(Slightly astonished sounds like
A little bit pregnant
Or somewhat unique.
Let’s just say
I am astonished.)


But grace was given to each of us
according to the measure of Christ’s gift.

(Ephesians 4:7)

What, then, is the measure of a gift?

Do I measure by satisfaction:
Is it what I needed?
Is it what I wanted?

Do I measure by comparison:
Is it better than other gifts?
Is it better than what others got?

Do I measure by value:
How much did it cost?
How special is it?

Do I measure by the giver:
How much do I care about the giver?
How much does the giver care about me?

Do I measure by the effect:
What does the gift do for me?
How does the gift make life better?

I have measured gifts
In all those ways
And more, at times.

I have felt hurt by gifts
That didn’t measure up.

I have hurt others
By my reaction
To their gifts
That didn’t measure up.

I have given myself gifts
That didn’t measure up.

“According to the measure…”
What is the measure of Christ’s gift?
What is the measure of my gratitude?

Ah, Paul, you tricky apostle.
There is no measure, is there?

An immeasurable gift
Calls forth immeasurable gratitude.

God, Person without measure,
God of steadfast love,
God of enduring faithfulness,
God of all my days and ways,

Let my response, my gratitude
Be as immeasurable as Your gift.

Catching Up

Wow! It’s so good to see you.
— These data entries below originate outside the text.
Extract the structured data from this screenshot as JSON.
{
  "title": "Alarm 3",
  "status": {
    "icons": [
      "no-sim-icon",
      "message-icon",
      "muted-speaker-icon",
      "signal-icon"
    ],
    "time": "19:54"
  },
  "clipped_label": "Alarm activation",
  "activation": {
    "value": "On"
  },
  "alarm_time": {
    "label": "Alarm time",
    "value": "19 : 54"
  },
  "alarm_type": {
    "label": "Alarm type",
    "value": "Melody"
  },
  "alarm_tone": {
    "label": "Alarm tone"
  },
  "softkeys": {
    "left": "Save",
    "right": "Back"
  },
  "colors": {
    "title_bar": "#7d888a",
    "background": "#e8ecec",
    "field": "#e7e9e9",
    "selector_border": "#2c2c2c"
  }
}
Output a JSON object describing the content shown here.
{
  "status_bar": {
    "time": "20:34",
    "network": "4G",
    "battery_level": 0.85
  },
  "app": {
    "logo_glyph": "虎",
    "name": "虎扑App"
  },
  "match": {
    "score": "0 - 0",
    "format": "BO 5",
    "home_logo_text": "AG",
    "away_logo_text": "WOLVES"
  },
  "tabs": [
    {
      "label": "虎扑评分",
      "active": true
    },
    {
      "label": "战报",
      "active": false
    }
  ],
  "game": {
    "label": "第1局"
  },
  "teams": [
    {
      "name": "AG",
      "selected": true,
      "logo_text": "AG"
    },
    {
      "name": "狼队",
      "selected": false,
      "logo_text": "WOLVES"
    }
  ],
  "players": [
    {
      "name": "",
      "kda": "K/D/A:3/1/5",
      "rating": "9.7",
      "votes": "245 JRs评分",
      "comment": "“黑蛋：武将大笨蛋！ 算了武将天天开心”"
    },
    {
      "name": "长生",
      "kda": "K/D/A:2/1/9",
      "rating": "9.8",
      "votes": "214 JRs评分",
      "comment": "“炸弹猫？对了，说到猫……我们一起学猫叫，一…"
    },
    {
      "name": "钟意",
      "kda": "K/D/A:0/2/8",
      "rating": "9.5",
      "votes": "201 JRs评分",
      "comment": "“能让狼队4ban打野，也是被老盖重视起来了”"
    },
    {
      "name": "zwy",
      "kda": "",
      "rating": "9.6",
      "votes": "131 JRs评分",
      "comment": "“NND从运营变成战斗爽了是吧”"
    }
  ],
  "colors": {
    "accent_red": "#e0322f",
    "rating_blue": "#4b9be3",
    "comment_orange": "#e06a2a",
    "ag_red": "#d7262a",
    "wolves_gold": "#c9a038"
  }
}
You look great. How long has it been?

Years, decades, a different century, a different millennium.

It sure was a long time ago.
So much has changed.

Sometimes I wonder if anyone remembers anymore, what it was like.
Sometimes I wonder if I even really lived my memories.

Oh, say, remember Jerry? Remember how anxious he got about taking tests?
Didn’t he sit next to you to take the GRE so he wouldn’t be so nervous?

He did, but it didn’t work.
When I saw Network – that reporter who sweated through his shirts when he tried to anchor –
I thought of Jerry taking the GRE.

Didn’t he live with all of you in that big house near campus?
Was he the one who started the fire in the oven, that brought the fire truck out?
Didn’t you have to scramble to hide the dope?

Yes, yes, all of that.

Wasn’t he from New York?
Wasn’t he the one who thought we could drive to San Francisco in one day?

That sounds like Jerry.
I remember going with him to Yellowstone.
On the drive there, he kept asking why no one had built a city on all this land.

You know, I never really knew…
Were he and Sharon ever a couple? Were you and he ever a couple?

Oh, we didn’t really do couples back then.
But Jerry, well Jerry only thought he was interested in us.
Then he said he was bi, but finally he just said he was gay.
It wasn’t a big coming out deal. He just told a few of us, his close friends.
I remember how nervous he was – almost as nervous as taking the GRE.

What ever happened to Jerry?
You and he were such good friends.
Did you stay in touch?

We did for awhile.
I still think of him, but I’m scared to try to find him.
He moved to San Francisco in ‘81.